  • Standard contractual clauses are model contracts adopted by the European Commission or by a national supervisory authority and approved by the European Commission;
  • In addition, Data can be transferred to Nigeria by virtue of been part of any mutual legal assistance treaty with any EU member states.

Steps by Nigerian Companies processing EU personal data to comply with GDPR

  • Ensure consent is freely given and data subjects must “opt-in” rather than “opt-out” of data collection schemes. Data controllers should utilise personal data strictly for the purpose of collection and keep it only as long as needed.
  • Ensure security of personal data at rest and in transit with strong encryption. Pseudonymisation, anonymisation and tokenisation can be adopted to ensure safeguard.
  • Develop a data security breach response scheme and comprehensive incidence response plan. The company should train employees on how to identify a breach in real-time and spot potential threat. The notification and report should be prompt.
  • The company should review and regularly update their privacy notices, policies, and other documentation and communications. Information provided in privacy notices must be easy for data subjects to comprehend.
  • Conduct privacy and data security audit. Carefully evaluate the existing data subjects’ data and processing activities and detect potential inconsistency with the GDPR.
  • Ascertain the legal grounds for processing personal data and use for strictly lawful purpose.
  • Embedding privacy from the design stage will help Nigerian tech start-ups. Existing entities should regularly run compliance test before implementing a new technology. Eset has a platform to run compliance check.
  • Ensure Cross-border data transfer policy complies with the GDPR by implementing the standard model contract or binding corporate rules for multinational companies.


The GDPR increases the liabilities of companies. The Regulation expands data subjects’ rights. Data controllers and processors can be sued in the country where the individual has his or her habitual residence, even if their company or organisation does not have any establishment in that country.

Nigerian companies should adopt a more global data privacy and cybersecurity approach in ensuring regulatory and legal compliance as well as securing their global competitive advantage. A company who fails to comply with the GDPR risks heavy fine (as high as 4% of their global annual turnover), injunction, a criminal investigation by the government and civil liability. Importantly, companies that neglect or negligent with privacy and cybersecurity standards risk negative media attention and blow to their public image with attendant cost. In addition, there is also the incalculable damage to loss of public trust and confidence.

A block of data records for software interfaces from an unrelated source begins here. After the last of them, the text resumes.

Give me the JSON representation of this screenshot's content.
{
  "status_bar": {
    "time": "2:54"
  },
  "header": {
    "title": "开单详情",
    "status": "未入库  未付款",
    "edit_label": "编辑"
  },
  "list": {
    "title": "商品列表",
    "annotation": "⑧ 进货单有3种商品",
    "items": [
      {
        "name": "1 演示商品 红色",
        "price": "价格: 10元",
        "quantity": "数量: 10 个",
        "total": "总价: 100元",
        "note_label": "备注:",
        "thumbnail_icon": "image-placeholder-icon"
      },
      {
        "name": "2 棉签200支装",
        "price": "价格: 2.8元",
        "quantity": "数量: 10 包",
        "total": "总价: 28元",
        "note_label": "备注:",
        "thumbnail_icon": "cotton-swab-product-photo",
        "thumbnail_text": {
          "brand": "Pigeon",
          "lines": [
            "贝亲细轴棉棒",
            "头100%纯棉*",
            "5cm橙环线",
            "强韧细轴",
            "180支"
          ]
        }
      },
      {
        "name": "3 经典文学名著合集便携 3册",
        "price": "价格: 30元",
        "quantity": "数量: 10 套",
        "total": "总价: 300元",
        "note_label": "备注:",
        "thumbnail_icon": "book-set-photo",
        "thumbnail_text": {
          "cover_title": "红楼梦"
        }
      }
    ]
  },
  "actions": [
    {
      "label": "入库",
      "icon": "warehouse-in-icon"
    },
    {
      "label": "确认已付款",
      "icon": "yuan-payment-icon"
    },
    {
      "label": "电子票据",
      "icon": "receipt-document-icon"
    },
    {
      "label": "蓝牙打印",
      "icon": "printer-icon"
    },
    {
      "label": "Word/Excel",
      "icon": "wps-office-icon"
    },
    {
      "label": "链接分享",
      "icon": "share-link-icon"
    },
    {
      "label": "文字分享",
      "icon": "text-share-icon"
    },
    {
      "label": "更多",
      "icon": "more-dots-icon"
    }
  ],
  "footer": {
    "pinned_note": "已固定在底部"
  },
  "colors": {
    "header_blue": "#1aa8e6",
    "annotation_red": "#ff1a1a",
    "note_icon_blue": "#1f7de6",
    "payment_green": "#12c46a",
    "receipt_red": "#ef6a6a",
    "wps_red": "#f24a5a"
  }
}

It is left to see how the EU will implement compliance with the regulation and punish non-compliance. Conducting a global investigation, auditing, monitoring and prosecution of non-compliance will be expensive and exhausting. The penalties are strict and better for Nigerian companies collecting and processing EU personal data to reposition for global competitive advantage. Can the EU investigate and punish every instance of non-compliance or substantiality of non-compliance will be the factor?